Harvesting Smiles in a Cauliflower Garden
From a distance, thick fog still envelops the pine trees in the valley of Juanda Great Forest Park. Activities begin to mark the morning in Kampong Areng, a hamlet in Cibodas Village, Lembang Subdistrict, West Java. Farmers show up at their vegetable plantations or start to attend to their cattles. It is the tenth day of January, and the faces of the people are looking more lively.
Eti was no exception. That morning, she smiled when asked about her husband’s whereabouts. “Hendra went to the garden early this morning,” she said. “We’re harvesting the cauliflowers today.”
“This is the second time I’m harvesting this lot,” Hendra said in his garden. “These cauliflowers are looking good, white and smooth and they vary in size.”
His cauliflowers, which locals refer to as burkol, weigh about half to one kilogram each. From the two parts of harvesting, Hendra managed to amass one hundred cauliflowers weighing two quintals in total.
At collector’s level, the burkol can be sold for Rp5 thousand each. One collector had come to Hendra to ask him if he would sell all of his cauliflowers for Rp3.5 million. But Hendra had no intention of selling them in bulk. There were about 2,700 cauliflowers in his garden. According to him, the garden could produce up to 1,200 kilograms of burkol this harvesting season. With today’s selling price, that amount would give him a gross income of approximately Rp6 million a pretty big number for farmers like Hendra.
Several agricultural crops are something the farmers of Kampong Areng look forward to harvesting. Selling fresh milk to a cooperative union is not that profitable; the maintenance costs of the cattle have always been bigger. Therefore the preparation stage of the planting beds is very important so that the growth of the plants and the harvest will not let them down.
Hendra always prepares his plot with great care. After plowing the soil and mixing it with basic fertilizers, he builds the beds which will then be covered with sheets of mulch. The length of each bed is seven meters, the width one meter and the height 40 centimeters. For his 1,000 square meter plot of land, these preliminary steps take about two weeks with five working hands. After the plot is ready, the next step is seeding the cauliflower seeds and waiting for them to grow in two weeks before the seedlings are moved to the beds. Planting the seedlings in the beds take about one week, and the plants should be 50 centimeters away from each other.
The total production costs of Hendra’s current cauliflower garden was Rp3.8 million. Taken away from the estimated gross income for a sale period of 2.5 months, namely Rp6 million, the net income Hendra will receive is about Rp2.2 million.

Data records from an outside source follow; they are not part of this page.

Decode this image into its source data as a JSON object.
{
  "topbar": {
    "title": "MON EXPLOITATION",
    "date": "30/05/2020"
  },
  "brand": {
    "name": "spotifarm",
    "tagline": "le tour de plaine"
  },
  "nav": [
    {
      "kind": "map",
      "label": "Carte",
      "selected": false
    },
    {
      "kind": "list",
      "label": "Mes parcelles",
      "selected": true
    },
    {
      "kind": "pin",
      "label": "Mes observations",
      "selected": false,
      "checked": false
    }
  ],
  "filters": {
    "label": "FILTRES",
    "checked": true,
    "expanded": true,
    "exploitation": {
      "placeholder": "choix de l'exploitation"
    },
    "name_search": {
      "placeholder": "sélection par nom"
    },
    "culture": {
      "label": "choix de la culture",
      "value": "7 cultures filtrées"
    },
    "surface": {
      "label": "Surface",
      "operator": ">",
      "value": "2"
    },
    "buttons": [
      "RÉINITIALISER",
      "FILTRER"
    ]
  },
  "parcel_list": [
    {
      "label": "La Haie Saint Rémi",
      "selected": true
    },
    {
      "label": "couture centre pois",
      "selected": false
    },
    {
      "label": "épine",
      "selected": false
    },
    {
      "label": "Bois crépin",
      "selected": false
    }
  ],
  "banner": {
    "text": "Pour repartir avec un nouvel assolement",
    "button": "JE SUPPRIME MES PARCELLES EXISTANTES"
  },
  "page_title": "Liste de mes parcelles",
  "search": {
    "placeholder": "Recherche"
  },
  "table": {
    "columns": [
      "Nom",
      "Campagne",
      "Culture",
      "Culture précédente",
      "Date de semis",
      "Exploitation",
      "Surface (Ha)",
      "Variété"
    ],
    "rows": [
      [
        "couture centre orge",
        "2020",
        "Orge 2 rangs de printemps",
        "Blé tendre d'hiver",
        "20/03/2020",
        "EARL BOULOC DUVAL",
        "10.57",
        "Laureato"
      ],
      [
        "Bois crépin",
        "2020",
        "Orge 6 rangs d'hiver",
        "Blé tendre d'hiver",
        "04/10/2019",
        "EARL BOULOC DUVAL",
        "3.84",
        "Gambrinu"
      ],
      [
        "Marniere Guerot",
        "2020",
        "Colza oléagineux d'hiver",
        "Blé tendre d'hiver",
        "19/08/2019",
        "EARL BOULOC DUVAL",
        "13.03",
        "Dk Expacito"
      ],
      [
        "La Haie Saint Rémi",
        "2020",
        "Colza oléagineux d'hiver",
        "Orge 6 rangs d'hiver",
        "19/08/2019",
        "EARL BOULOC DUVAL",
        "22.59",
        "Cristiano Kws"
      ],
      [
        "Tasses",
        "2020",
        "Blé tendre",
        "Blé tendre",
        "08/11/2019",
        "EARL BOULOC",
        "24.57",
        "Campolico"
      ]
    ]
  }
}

When specified, Hendra’s cauliflower farm’s total production costs comprise wages for five assistants, the purchase of seeds, chemicals, manure, and sheets of mulch. According to Hendra, these production costs used to be larger, namely before he began to use bio-slurry produced by his BIRU home biogas reactor as a mixture for the fertilizer.
Hendra’s cauliflower garden does not strictly use organic fertilizer. He still includes chemicals, including chemical fertilizers, such as KNO, antrakol, treser, and skor pesticide. But for the rest, Hendra has been using compost from cow manure mixed with bio-slurry vermin-compost, which is a mixture of organic fertilizer and bio-slurry that has gone through the process of decomposition and drying by earthworms. During the plants’ growth, Hendra provided a pesticide solution mixed with liquid bio-slurry every week for one and a half months. Hendra feels grateful to have gained extra benefits from his BIRU reactor.
Previously, Hendra always included chicken droppings in his garden’s preparation stage. The organic fertilizer that uses bio-slurry and earthworms that he now applies to his garden has turned out to be just as good. Hendra is now ready to use the same formula in the planting stage of other vegetables, in gardens that are hoped to bring more smiles to him and his family. (Deni Suharyono)
27 June 2012